**EXERCISE PROMPT**
Every line with the string "Kormányhivatal" should be copied from the data.

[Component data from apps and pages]
──────────

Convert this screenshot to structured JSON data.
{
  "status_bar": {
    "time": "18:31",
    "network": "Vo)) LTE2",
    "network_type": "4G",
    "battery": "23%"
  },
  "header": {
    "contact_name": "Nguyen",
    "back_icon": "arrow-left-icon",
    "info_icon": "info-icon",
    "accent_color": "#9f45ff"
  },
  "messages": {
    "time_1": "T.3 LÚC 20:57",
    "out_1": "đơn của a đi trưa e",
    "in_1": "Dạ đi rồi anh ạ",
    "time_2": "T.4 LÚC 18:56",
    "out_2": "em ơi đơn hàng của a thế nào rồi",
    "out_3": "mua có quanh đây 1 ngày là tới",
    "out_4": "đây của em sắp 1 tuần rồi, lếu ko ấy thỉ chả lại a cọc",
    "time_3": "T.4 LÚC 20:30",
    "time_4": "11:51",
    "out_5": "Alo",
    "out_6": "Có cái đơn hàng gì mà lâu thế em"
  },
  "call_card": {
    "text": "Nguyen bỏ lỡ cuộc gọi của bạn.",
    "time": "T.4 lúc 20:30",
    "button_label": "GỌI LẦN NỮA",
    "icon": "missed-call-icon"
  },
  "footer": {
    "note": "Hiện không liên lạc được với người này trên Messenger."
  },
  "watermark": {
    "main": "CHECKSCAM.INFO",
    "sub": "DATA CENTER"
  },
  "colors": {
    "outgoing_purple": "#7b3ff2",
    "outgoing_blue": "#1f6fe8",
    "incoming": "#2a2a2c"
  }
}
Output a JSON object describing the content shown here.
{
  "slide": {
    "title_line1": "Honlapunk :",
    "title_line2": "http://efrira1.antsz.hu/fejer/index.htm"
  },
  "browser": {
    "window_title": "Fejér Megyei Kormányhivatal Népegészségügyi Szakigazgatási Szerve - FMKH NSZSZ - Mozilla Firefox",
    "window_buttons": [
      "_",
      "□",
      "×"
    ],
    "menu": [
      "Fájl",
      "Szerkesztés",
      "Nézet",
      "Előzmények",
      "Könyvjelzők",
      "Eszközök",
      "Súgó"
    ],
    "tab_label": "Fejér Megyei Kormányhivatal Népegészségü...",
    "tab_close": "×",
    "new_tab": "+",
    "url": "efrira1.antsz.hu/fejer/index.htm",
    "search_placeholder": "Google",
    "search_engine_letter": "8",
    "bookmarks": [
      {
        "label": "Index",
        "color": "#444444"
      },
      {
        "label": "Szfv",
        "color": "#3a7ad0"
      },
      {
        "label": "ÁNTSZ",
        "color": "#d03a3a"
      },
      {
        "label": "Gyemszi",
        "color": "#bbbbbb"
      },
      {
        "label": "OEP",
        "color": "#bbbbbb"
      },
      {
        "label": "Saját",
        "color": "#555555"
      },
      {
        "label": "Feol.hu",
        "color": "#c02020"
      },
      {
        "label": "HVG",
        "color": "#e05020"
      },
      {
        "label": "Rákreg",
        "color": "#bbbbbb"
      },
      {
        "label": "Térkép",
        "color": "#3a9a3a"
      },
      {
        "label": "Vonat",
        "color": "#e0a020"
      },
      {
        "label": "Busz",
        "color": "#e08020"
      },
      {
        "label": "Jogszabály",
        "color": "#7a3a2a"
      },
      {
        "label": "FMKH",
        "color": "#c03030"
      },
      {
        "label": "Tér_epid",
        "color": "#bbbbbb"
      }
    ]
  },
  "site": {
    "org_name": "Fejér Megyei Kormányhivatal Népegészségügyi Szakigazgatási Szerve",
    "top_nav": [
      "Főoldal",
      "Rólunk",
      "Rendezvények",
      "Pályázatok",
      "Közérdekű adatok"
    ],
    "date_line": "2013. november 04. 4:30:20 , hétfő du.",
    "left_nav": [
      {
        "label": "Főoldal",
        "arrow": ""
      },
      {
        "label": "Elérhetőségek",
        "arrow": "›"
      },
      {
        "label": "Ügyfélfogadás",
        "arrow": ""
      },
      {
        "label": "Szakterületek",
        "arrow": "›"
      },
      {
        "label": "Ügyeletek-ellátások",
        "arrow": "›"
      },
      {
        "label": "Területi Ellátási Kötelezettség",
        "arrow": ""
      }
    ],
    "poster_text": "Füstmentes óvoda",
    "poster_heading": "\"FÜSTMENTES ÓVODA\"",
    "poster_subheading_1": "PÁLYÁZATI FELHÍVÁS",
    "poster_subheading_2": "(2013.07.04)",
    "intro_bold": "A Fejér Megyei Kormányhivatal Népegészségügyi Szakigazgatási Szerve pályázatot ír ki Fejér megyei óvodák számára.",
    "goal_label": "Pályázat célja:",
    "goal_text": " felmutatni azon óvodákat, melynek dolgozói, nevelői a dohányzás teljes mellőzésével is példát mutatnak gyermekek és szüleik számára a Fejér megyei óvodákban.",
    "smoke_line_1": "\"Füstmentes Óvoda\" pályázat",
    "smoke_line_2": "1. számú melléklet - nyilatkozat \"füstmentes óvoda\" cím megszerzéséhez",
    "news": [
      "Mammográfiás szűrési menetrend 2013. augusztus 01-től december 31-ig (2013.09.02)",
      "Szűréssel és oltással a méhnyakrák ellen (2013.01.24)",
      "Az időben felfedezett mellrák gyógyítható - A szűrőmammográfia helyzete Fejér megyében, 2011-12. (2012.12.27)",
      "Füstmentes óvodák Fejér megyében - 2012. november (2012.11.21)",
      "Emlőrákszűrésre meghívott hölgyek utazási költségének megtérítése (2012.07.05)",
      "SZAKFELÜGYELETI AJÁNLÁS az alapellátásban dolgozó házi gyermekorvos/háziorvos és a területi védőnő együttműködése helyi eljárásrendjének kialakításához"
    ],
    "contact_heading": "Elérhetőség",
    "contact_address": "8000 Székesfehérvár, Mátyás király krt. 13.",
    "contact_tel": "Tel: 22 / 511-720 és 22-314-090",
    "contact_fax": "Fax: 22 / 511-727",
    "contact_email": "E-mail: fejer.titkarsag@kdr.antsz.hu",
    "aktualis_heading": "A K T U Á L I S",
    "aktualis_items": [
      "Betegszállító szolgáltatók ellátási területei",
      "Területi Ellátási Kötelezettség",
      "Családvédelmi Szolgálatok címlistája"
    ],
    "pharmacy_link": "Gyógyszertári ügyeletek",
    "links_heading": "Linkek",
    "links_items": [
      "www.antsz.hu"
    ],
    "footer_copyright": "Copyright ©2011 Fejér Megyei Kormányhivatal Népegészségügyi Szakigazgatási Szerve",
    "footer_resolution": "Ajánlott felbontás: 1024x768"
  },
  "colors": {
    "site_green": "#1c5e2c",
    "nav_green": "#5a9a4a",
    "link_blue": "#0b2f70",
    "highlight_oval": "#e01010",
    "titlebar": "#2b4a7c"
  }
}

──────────

**EXPECTED ANSWER**
    "window_title": "Fejér Megyei Kormányhivatal Népegészségügyi Szakigazgatási Szerve - FMKH NSZSZ - Mozilla Firefox",
    "tab_label": "Fejér Megyei Kormányhivatal Népegészségü...",
    "org_name": "Fejér Megyei Kormányhivatal Népegészségügyi Szakigazgatási Szerve",
    "intro_bold": "A Fejér Megyei Kormányhivatal Népegészségügyi Szakigazgatási Szerve pályázatot ír ki Fejér megyei óvodák számára.",
    "footer_copyright": "Copyright ©2011 Fejér Megyei Kormányhivatal Népegészségügyi Szakigazgatási Szerve",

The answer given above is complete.